The first single, Stripes, shows why she has become one of the go-to hit writers in Nashville; a toe-tapping and twangy revenge fantasy where the betrayed singer resists the temptation to commit murder because of her aversion to having to wear orange or prison stripes. No doubt she can turn a phrase with the best of them. As a songwriter, Clark deftly paints understated portraits of women struggling with a decision to begin an affair (What’ll Keep Me Out of Heaven) or repeating the mistakes of their mothers (Just Like Him). This is not the “real America” of Fox News, but it’s probably much closer to what much of the heartland struggles with and dreams about every day.  The best example of Clark’s craftsmanship is Hold My Hand. Within  the first minute she has laid bare the insecurity of feeling that your’s might be a rebound relationship and the ache of hoping for reassurance that it isn’t.

She walked up and said, “Hello, it’s been a while”
Don’t think I didn’t notice the nervous in your smile
Wasn’t that long ago you were a whole lot more than friends
This would be a real good time to hold my hand

Don’t let this moment linger
Now would be the time
To reach out with your fingers
And get ’em tangled up with mine
Let her know for sure
That I’m more than just a soft place to land
This’d be a real good time to hold my hand

She joins some of country and contemporary folk music’s best storytellers (think of the great Patty Griffin or perhaps Nanci Griffith in her prime) with this masterpiece.
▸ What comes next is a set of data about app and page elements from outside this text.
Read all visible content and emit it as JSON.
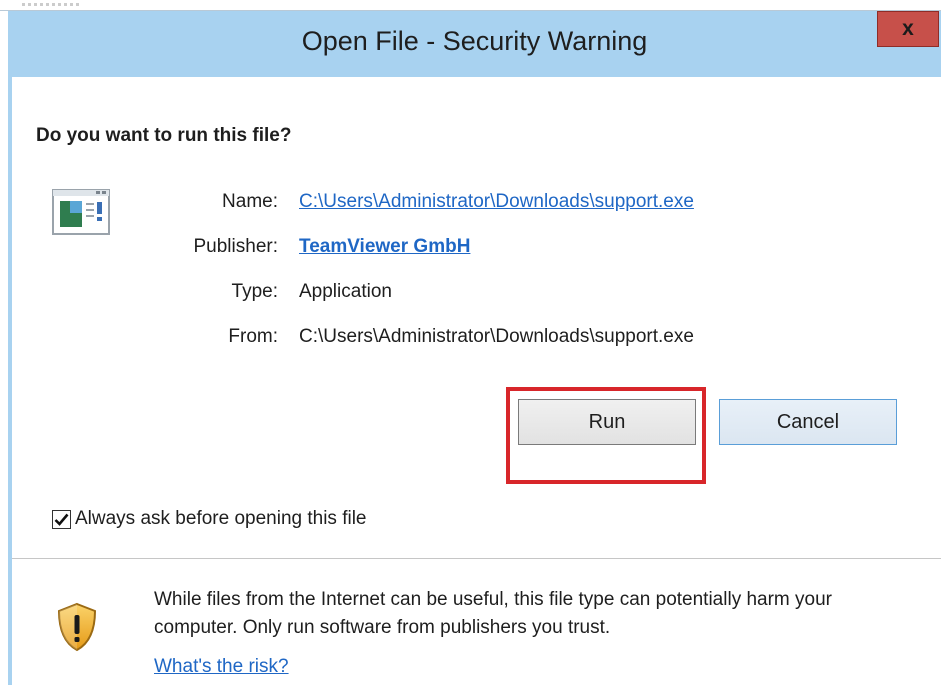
{
  "window": {
    "title": "Open File - Security Warning",
    "close_label": "x"
  },
  "prompt": {
    "question": "Do you want to run this file?"
  },
  "file_info": {
    "name_label": "Name:",
    "name_value": "C:\\Users\\Administrator\\Downloads\\support.exe",
    "publisher_label": "Publisher:",
    "publisher_value": "TeamViewer GmbH",
    "type_label": "Type:",
    "type_value": "Application",
    "from_label": "From:",
    "from_value": "C:\\Users\\Administrator\\Downloads\\support.exe"
  },
  "buttons": {
    "run_label": "Run",
    "cancel_label": "Cancel"
  },
  "options": {
    "always_ask_label": "Always ask before opening this file",
    "always_ask_checked": true
  },
  "footer": {
    "warning_text": "While files from the Internet can be useful, this file type can potentially harm your computer. Only run software from publishers you trust.",
    "risk_link_label": "What's the risk?"
  },
  "colors": {
    "titlebar": "#a8d2f0",
    "close_button": "#c7504a",
    "link": "#1f67c5",
    "highlight": "#d8262a"
  },
  "icons": {
    "app": "application-icon",
    "warning": "shield-warning-icon",
    "close": "close-icon",
    "check": "checkmark-icon"
  }
}
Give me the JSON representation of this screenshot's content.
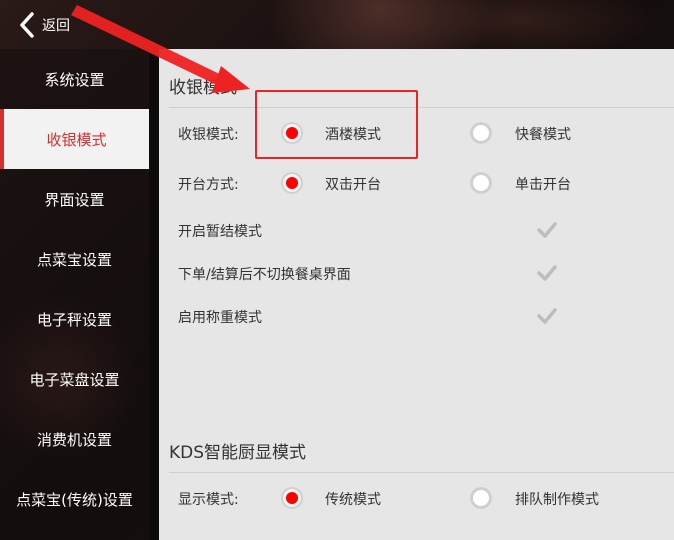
{
  "nav": {
    "back_label": "返回"
  },
  "sidebar": {
    "items": [
      {
        "label": "系统设置"
      },
      {
        "label": "收银模式"
      },
      {
        "label": "界面设置"
      },
      {
        "label": "点菜宝设置"
      },
      {
        "label": "电子秤设置"
      },
      {
        "label": "电子菜盘设置"
      },
      {
        "label": "消费机设置"
      },
      {
        "label": "点菜宝(传统)设置"
      }
    ],
    "active_index": 1
  },
  "section1": {
    "title": "收银模式",
    "cashier_mode": {
      "label": "收银模式:",
      "options": [
        "酒楼模式",
        "快餐模式"
      ],
      "selected": "酒楼模式"
    },
    "open_table": {
      "label": "开台方式:",
      "options": [
        "双击开台",
        "单击开台"
      ],
      "selected": "双击开台"
    },
    "checks": [
      {
        "label": "开启暂结模式"
      },
      {
        "label": "下单/结算后不切换餐桌界面"
      },
      {
        "label": "启用称重模式"
      }
    ]
  },
  "section2": {
    "title": "KDS智能厨显模式",
    "display_mode": {
      "label": "显示模式:",
      "options": [
        "传统模式",
        "排队制作模式"
      ],
      "selected": "传统模式"
    }
  },
  "colors": {
    "accent": "#d32f2f",
    "radio_on": "#ff0000",
    "annotation": "#ee2222"
  }
}
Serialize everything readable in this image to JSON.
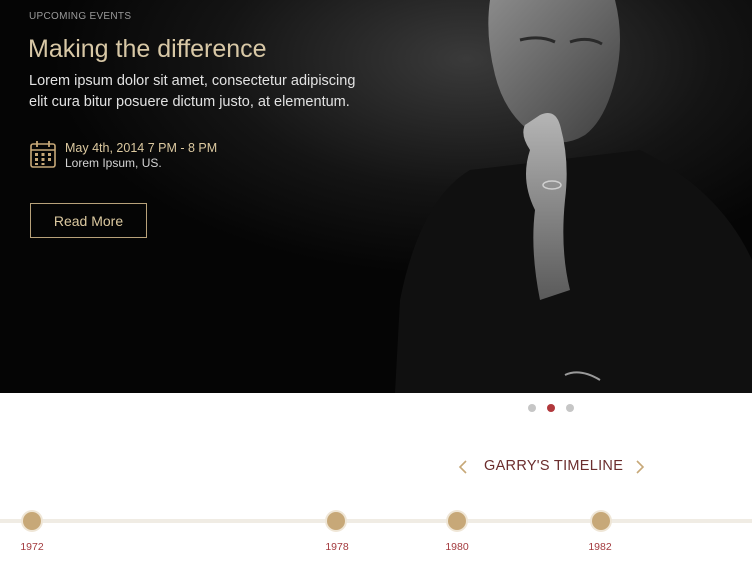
{
  "hero": {
    "eyebrow": "UPCOMING EVENTS",
    "title": "Making the difference",
    "description": "Lorem ipsum dolor sit amet, consectetur adipiscing elit cura bitur posuere dictum justo, at elementum.",
    "event": {
      "date": "May 4th, 2014 7 PM - 8 PM",
      "location": "Lorem Ipsum, US.",
      "icon": "calendar-icon"
    },
    "button_label": "Read More",
    "image": "portrait-photo"
  },
  "carousel": {
    "slides": 3,
    "active_index": 1
  },
  "timeline": {
    "title": "GARRY'S TIMELINE",
    "prev_icon": "chevron-left-icon",
    "next_icon": "chevron-right-icon",
    "items": [
      {
        "year": "1972"
      },
      {
        "year": "1978"
      },
      {
        "year": "1980"
      },
      {
        "year": "1982"
      }
    ]
  },
  "colors": {
    "accent_gold": "#c7a878",
    "accent_red": "#b1383c",
    "headline": "#d8c8a6",
    "timeline_title": "#6b2d2d"
  }
}
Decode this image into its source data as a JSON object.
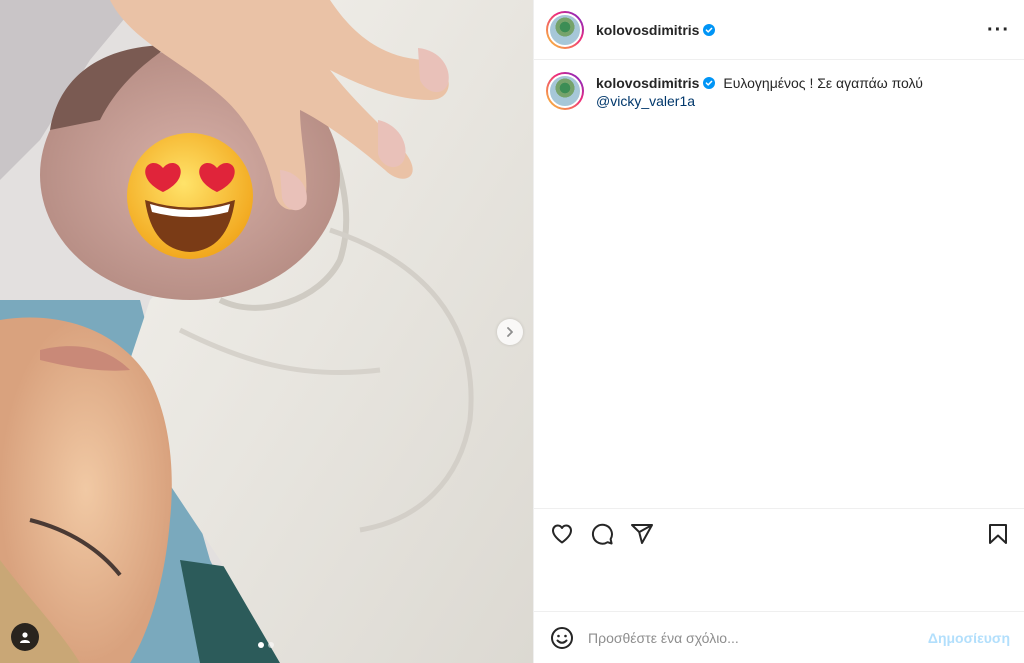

The startling honesty in Clark’s songwriting distinguishes her from much of what we’ve come to expect out of Music Row. From typical country-song struggles like love and infidelity to more untouchable topics like smoking weed and popping pills, she’s not afraid to go there. But that’s not what makes her such a remarkable artist. She’s a warm, wry and personal performer. Her voice is as clear and colorful as a glass prism. And she has a knack for enlivening country music with what has been lacking for nearly a generation: a reverence for real life, not just the parties and pickups. —Kim Ruehl, Folk Alley